11.19.2007 - New technique captures chemical reactions in a single living cell for the first time UC Berkeley Press Release
BioFuel Cell Uses Glucose in the Body to Produce Electricity for Cyborgs Biofuel cells turned glucose into electricity in rats. Researchers at Joseph Fourier University in France have created a new biofuel cell that harnesses oxygen and glucose from the body to produce electricity.
Does The Family Really Need Lipitor and Aspirin? - ThePeoplesChemist.com | ThePeoplesChemist.com Some things won’t change this year.
Tricks Foods Play
Sep. 5, 2012 — A team of experts in mechanics, materials science, and tissue engineering at Harvard has created an extremely stretchy and tough gel that may pave the way to replacing damaged cartilage in human joints. Tough gel stretches to 21 times its length, recoils, and heals itself: Biocompatible material much tougher than cartilage
researchers' cooling glove 'better than steroids' By Max McClure
Back to NDE Page Dr. Dr. Karl Jansen

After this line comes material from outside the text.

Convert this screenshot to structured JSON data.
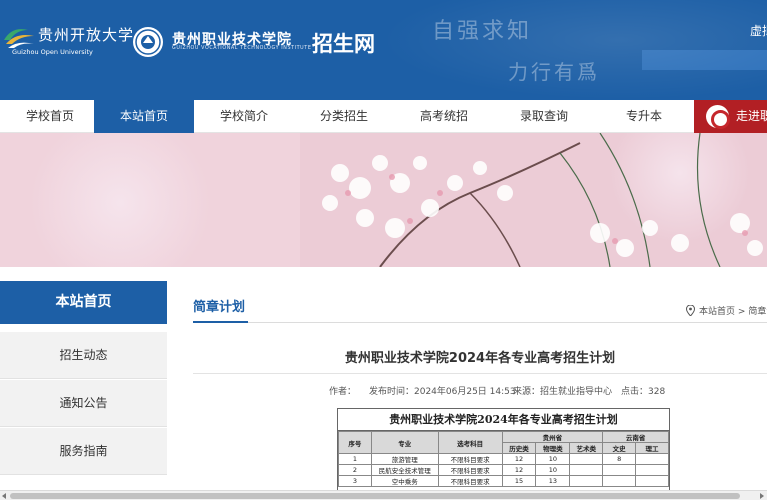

UC Davis News & Information :: Chemical widely used in antibacterial hand soaps may impair muscle function Triclosan, an antibacterial chemical widely used in hand soaps and other personal-care products, hinders muscle contractions at a cellular level, slows swimming in fish and reduces muscular strength in mice, according to researchers at the University of California, Davis, and the University of Colorado. The findings appear online in the Proceedings of the National Academy of Sciences of the United States of America.
Common parasite may trigger suicide attempts: Inflammation from T. gondii produces brain-damaging metabolites
Scientists can now block heroin, morphine addiction
Roid Age: the paradox of pharmacological puritanism | Neuroanthropology
Injecting life-saving oxygen into a vein
Early gut bacteria regulate happiness
MIT Develops a Magnetic Hypospray for Needleless Shots
The Beating Heart Donors | Health & Medicine
The Gruesome History of Eating Corpses as Medicine | History & Archaeology
Cancer 'cure' in mice to be tested in humans
Nathan Wolfe's jungle search for viruses
New View of Depression: An Ailment of the Entire Body
Data mining opens the door to predictive neuroscience
Genetic 'Light Switches' Control Muscle Movement
Alana B. Elias Kornfeld: TEDMED 2009: Using Sleep As A Gateway Into The Brain
Tyrone Hayes + Penelope Jagessar Chaffer: The toxic baby?
Bill Doyle: Treating cancer with electric fields
Why do cells age? Discovery of extremely long-lived proteins may provide insight into cell aging and neurodegenerative diseases
Babies with three parents possible within three years
Cold Plasma Kills Bacteria Better Than Antibiotics
New bandage spurs, guides blood vessel growth
Deep-Brain Stimulation Found to Fix Depression Long-Term
New 'smart' material could help tap medical potential of tissue-penetrating light
Cynthia Kenyon: Experiments that hint of longer lives
How Your Brain Could Fix Your Diabetes
10 High-Tech Health Breakthroughs Coming Soon to Your Body